■ **PROBLEM STATEMENT**: Please print every record exactly as it stands, leaving out the pictures.

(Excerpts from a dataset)
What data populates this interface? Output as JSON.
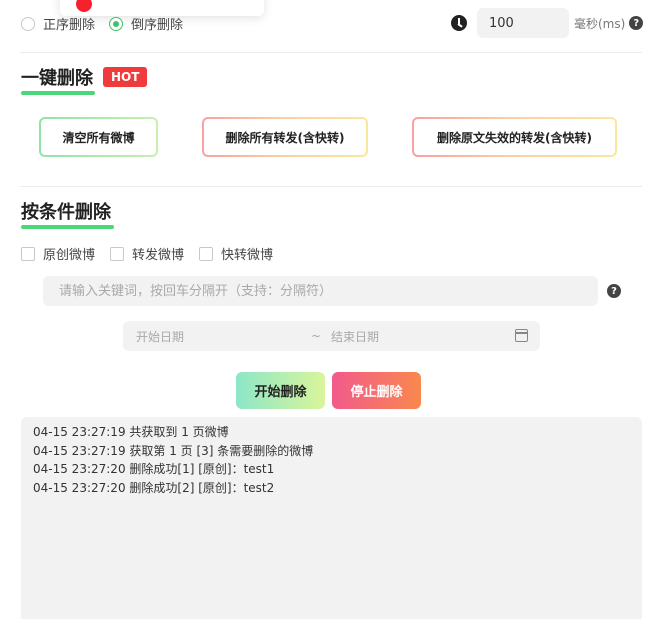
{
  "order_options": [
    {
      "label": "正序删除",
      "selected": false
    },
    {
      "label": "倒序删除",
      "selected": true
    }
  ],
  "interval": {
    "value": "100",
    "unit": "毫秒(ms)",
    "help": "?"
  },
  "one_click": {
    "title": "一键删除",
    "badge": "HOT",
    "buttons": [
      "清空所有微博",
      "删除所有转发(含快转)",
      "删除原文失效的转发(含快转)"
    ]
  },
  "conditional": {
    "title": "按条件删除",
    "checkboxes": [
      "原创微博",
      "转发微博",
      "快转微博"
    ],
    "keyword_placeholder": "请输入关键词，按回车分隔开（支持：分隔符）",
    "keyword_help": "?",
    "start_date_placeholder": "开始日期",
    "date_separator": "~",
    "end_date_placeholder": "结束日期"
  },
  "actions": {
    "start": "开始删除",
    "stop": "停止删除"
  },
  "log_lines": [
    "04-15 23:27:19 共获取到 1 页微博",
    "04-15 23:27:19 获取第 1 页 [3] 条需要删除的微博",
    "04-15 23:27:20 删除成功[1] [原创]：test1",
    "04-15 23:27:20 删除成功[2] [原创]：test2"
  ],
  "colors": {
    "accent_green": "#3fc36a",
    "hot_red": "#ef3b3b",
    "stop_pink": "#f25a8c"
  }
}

■ **YOUR RESPONSE**:
What data populates this interface? Output as JSON.
{
  "order_options": [
    {
      "label": "正序删除",
      "selected": false
    },
    {
      "label": "倒序删除",
      "selected": true
    }
  ],
  "interval": {
    "value": "100",
    "unit": "毫秒(ms)",
    "help": "?"
  },
  "one_click": {
    "title": "一键删除",
    "badge": "HOT",
    "buttons": [
      "清空所有微博",
      "删除所有转发(含快转)",
      "删除原文失效的转发(含快转)"
    ]
  },
  "conditional": {
    "title": "按条件删除",
    "checkboxes": [
      "原创微博",
      "转发微博",
      "快转微博"
    ],
    "keyword_placeholder": "请输入关键词，按回车分隔开（支持：分隔符）",
    "keyword_help": "?",
    "start_date_placeholder": "开始日期",
    "date_separator": "~",
    "end_date_placeholder": "结束日期"
  },
  "actions": {
    "start": "开始删除",
    "stop": "停止删除"
  },
  "log_lines": [
    "04-15 23:27:19 共获取到 1 页微博",
    "04-15 23:27:19 获取第 1 页 [3] 条需要删除的微博",
    "04-15 23:27:20 删除成功[1] [原创]：test1",
    "04-15 23:27:20 删除成功[2] [原创]：test2"
  ],
  "colors": {
    "accent_green": "#3fc36a",
    "hot_red": "#ef3b3b",
    "stop_pink": "#f25a8c"
  }
}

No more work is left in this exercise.